The great counterpoint to Francis’ love of colour was his later use of large white expanses, achieved through liberal application of gesso. The artist saw these vast fields as portals to the sublime, a way to explore both space and colour through its absence.
Francis’ most iconic works are his murals, the most famous of which are located at the Louvre Museum in Paris, the San Francisco Museum of Modern Art, San Francisco International Airport, Seattle’s First National Bank and the Kunsthalle in Basel, Switzerland. Major exhibitions of his work have been held by Houston’s Museum of Fine Arts, the Kunsthalle in Basel, the Albright-Knox Art Gallery in Buffalo, the Pompidou Centre in Paris, the Galerie Kornfeld und Klipstein in Bern, the Institute of Contemporary Art in Boston, the Museum of Modern Art in Toyama, Japan, Tokyo’s Idemitsu Art Gallery, the Hong Kong Art Centre, the Konsthall in Malmo, Sweden, the Museo Nacional in Madrid, the Galleria Communale in Rome, and the Los Angeles Museum of Contemporary Art.
Francis’ work also performs well on the secondary market, with a 1958 watercolour and gouache on paper, “Symphony in Blue,” setting the record for a Francis work on paper, selling at Sotheby’s for $1,145,000 USD. In November 2022, “Composition in Black and Blue” a 1955 oil on canvas sold for $13,557,500 USD at the Paul Allen auction at Christies, New York.
PERSONAL LIFE AND LATER YEARS
Sam Francis was married five times, first to his high school sweetheart Vera Miller, and subsequently to four artists: Californian painter Muriel Goodwin, Japanese artists Teruko Yokoi and Mako Idemitsu, followed by his last wife, painter Margaret Smith. Francis had four children, two of whom are artists as well. Those who knew him recall that Francis was a powerful force contained in a short, white-haired figure, with one source explaining that “Sam was dark and light and loved complete chaos.”
Francis passed away from prostate cancer in 1994. Diagnosed in 1987, he refused chemotherapy or surgery, instead seeking alternative treatments. His final five months were spent painting in spite of the artist’s enormous physical pain. He managed to produce 145 small painted works using his left hand, unable to use his dominant right hand after damaging it in a fall. Francis intended that these late works be displayed in one large grouping, viewing them as a single work. Francis’ collaborator, printmaker Jacob Samuel, explains that “these paintings are about Sam’s incredibly strong will to create, and that’s something he had in abundance–he had such incredible passion and skill. I’ve worked with lots of artists, but nobody had what he had.

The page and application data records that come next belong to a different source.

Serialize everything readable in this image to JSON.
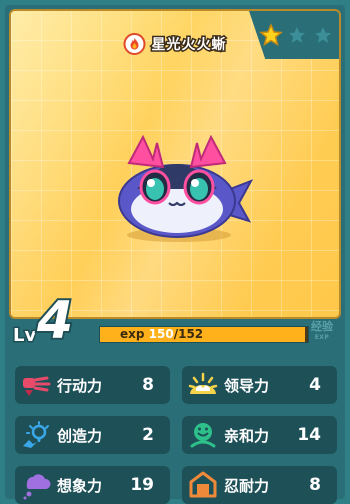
{
  "pet": {
    "name": "星光火火蜥",
    "stars_filled": 1,
    "stars_total": 3
  },
  "level": {
    "label": "Lv",
    "value": "4"
  },
  "exp": {
    "label": "exp",
    "current": "150",
    "max": "152",
    "fill_ratio": 0.987,
    "side_label": "经验",
    "side_sub": "EXP"
  },
  "stats": [
    {
      "label": "行动力",
      "value": "8",
      "icon": "speed-icon"
    },
    {
      "label": "领导力",
      "value": "4",
      "icon": "leadership-icon"
    },
    {
      "label": "创造力",
      "value": "2",
      "icon": "creativity-icon"
    },
    {
      "label": "亲和力",
      "value": "14",
      "icon": "affinity-icon"
    },
    {
      "label": "想象力",
      "value": "19",
      "icon": "imagination-icon"
    },
    {
      "label": "忍耐力",
      "value": "8",
      "icon": "endurance-icon"
    }
  ],
  "colors": {
    "frame": "#2a6f77",
    "stat_panel": "#1e5058",
    "exp_fill": "#ffb11c",
    "hero_bg": "#ffd05a",
    "star_filled": "#ffd21e",
    "star_empty": "#3c8f98"
  }
}
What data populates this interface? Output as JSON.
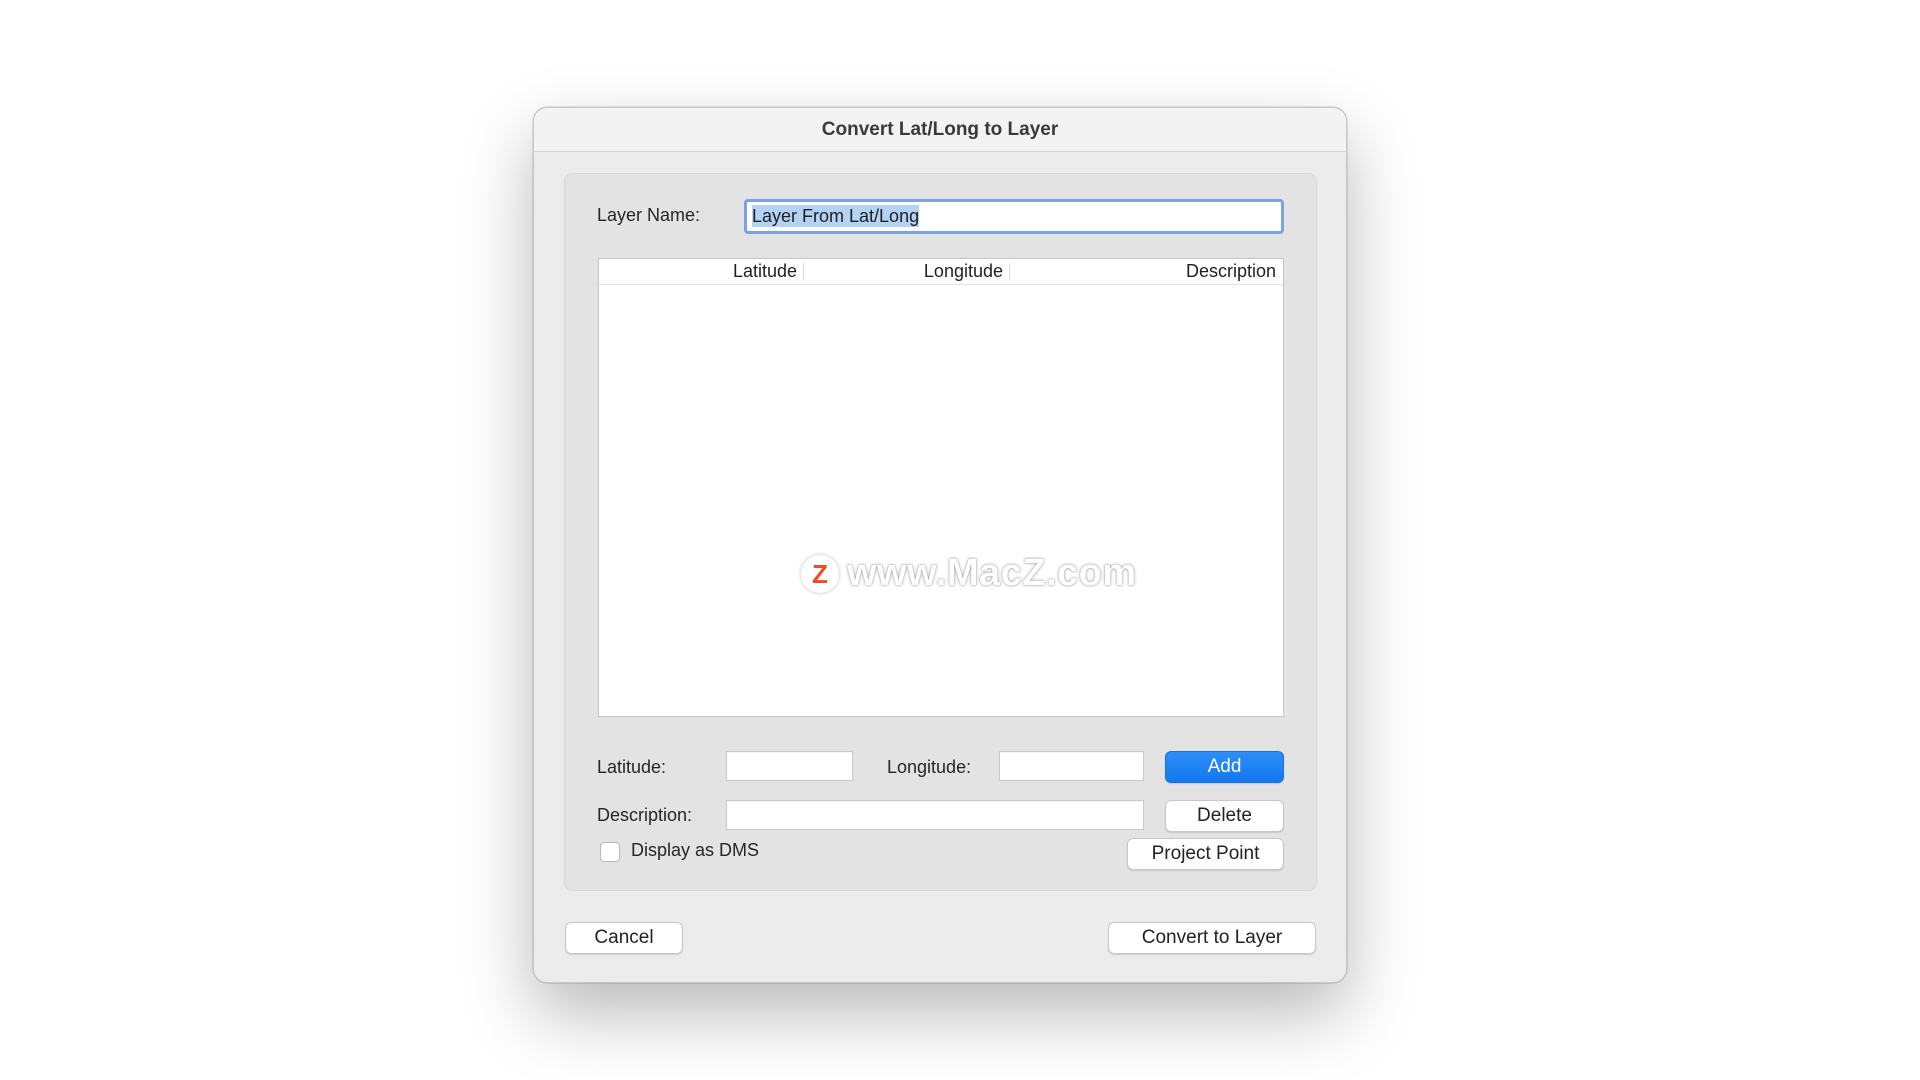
{
  "dialog": {
    "title": "Convert Lat/Long to Layer"
  },
  "layer_name": {
    "label": "Layer Name:",
    "value": "Layer From Lat/Long"
  },
  "table": {
    "columns": [
      "Latitude",
      "Longitude",
      "Description"
    ],
    "rows": []
  },
  "watermark": {
    "logo_letter": "Z",
    "text": "www.MacZ.com"
  },
  "form": {
    "latitude_label": "Latitude:",
    "latitude_value": "",
    "longitude_label": "Longitude:",
    "longitude_value": "",
    "description_label": "Description:",
    "description_value": "",
    "add_label": "Add",
    "delete_label": "Delete",
    "dms_label": "Display as DMS",
    "dms_checked": false,
    "project_point_label": "Project Point"
  },
  "footer": {
    "cancel_label": "Cancel",
    "convert_label": "Convert to Layer"
  },
  "colors": {
    "accent": "#1a7ff2",
    "selection": "#b3d2f4",
    "focus_ring": "#7aa2e6"
  }
}
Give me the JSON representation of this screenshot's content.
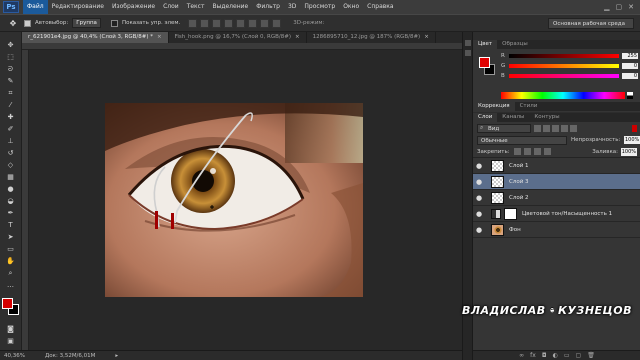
{
  "menubar": {
    "app_logo": "Ps",
    "items": [
      "Файл",
      "Редактирование",
      "Изображение",
      "Слои",
      "Текст",
      "Выделение",
      "Фильтр",
      "3D",
      "Просмотр",
      "Окно",
      "Справка"
    ],
    "active_index": 0
  },
  "options_bar": {
    "autoselect_label": "Автовыбор:",
    "autoselect_target": "Группа",
    "show_controls_label": "Показать упр. элем.",
    "mode_3d_label": "3D-режим:",
    "workspace": "Основная рабочая среда"
  },
  "document_tabs": [
    {
      "label": "r_621901e4.jpg @ 40,4% (Слой 3, RGB/8#) *",
      "active": true
    },
    {
      "label": "Fish_hook.png @ 16,7% (Слой 0, RGB/8#)",
      "active": false
    },
    {
      "label": "1286895710_12.jpg @ 187% (RGB/8#)",
      "active": false
    }
  ],
  "status_bar": {
    "zoom": "40,36%",
    "doc_size": "Док: 3,52M/6,01M"
  },
  "color_panel": {
    "tabs": [
      "Цвет",
      "Образцы"
    ],
    "active_tab": 0,
    "foreground": "#e00000",
    "background": "#000000",
    "sliders": [
      {
        "label": "R",
        "value": "255"
      },
      {
        "label": "G",
        "value": "0"
      },
      {
        "label": "B",
        "value": "0"
      }
    ]
  },
  "adjust_panel": {
    "tabs": [
      "Коррекция",
      "Стили"
    ],
    "active_tab": 0
  },
  "layers_panel": {
    "tabs": [
      "Слои",
      "Каналы",
      "Контуры"
    ],
    "active_tab": 0,
    "kind_label": "Вид",
    "blend_mode": "Обычные",
    "opacity_label": "Непрозрачность:",
    "opacity_value": "100%",
    "lock_label": "Закрепить:",
    "fill_label": "Заливка:",
    "fill_value": "100%",
    "layers": [
      {
        "name": "Слой 1",
        "type": "pixel",
        "selected": false
      },
      {
        "name": "Слой 3",
        "type": "pixel",
        "selected": true
      },
      {
        "name": "Слой 2",
        "type": "pixel",
        "selected": false
      },
      {
        "name": "Цветовой тон/Насыщенность 1",
        "type": "adjustment",
        "selected": false
      },
      {
        "name": "Фон",
        "type": "photo",
        "selected": false
      }
    ],
    "footer_icons": [
      "link-icon",
      "fx-icon",
      "mask-icon",
      "adjustment-icon",
      "folder-icon",
      "new-layer-icon",
      "trash-icon"
    ],
    "footer_glyphs": [
      "∞",
      "fx",
      "◘",
      "◐",
      "▭",
      "▢",
      "🗑"
    ]
  },
  "watermark": {
    "left": "ВЛАДИСЛАВ",
    "right": "КУЗНЕЦОВ"
  }
}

He could walk into the studio with a blank mind and no plan whatsoever, armed only with the confidence to just start and see where it went.”
About the auction:
Held online from November 18-23, our Editions auction centres around the S.P. Family Collection, which represents a selection of prints by modern masters. Highlights include Pablo Picasso’s “Jacqueline au chapeau noir” and “Francoise,” Marc Chagall’s “Couple in Mimosas,” and Joan Miró’s “Querelle d’amoureux.” Alongside this collection are iconic prints, including Andy Warhol’s “Vegetarian Vegetable, from Campbell’s Soup II” Henri Matisse’s “Portrait de Claude D.,” Joan Miró’s “La Cascada,” and Damien Hirst’s “Keukenhof (Veil)” and “Currency Series.” This auction also includes several prints by Sam Francis, a timely addition on the occasion of his centennial.
On view at our Toronto location:
Sunday, November 19 from 12:00 pm to 4:00 pm
Monday, November 20 from 10:00 am to 5:00 pm
Tuesday, November 21 from 10:00 am to 5:00 pm
Or by appointment.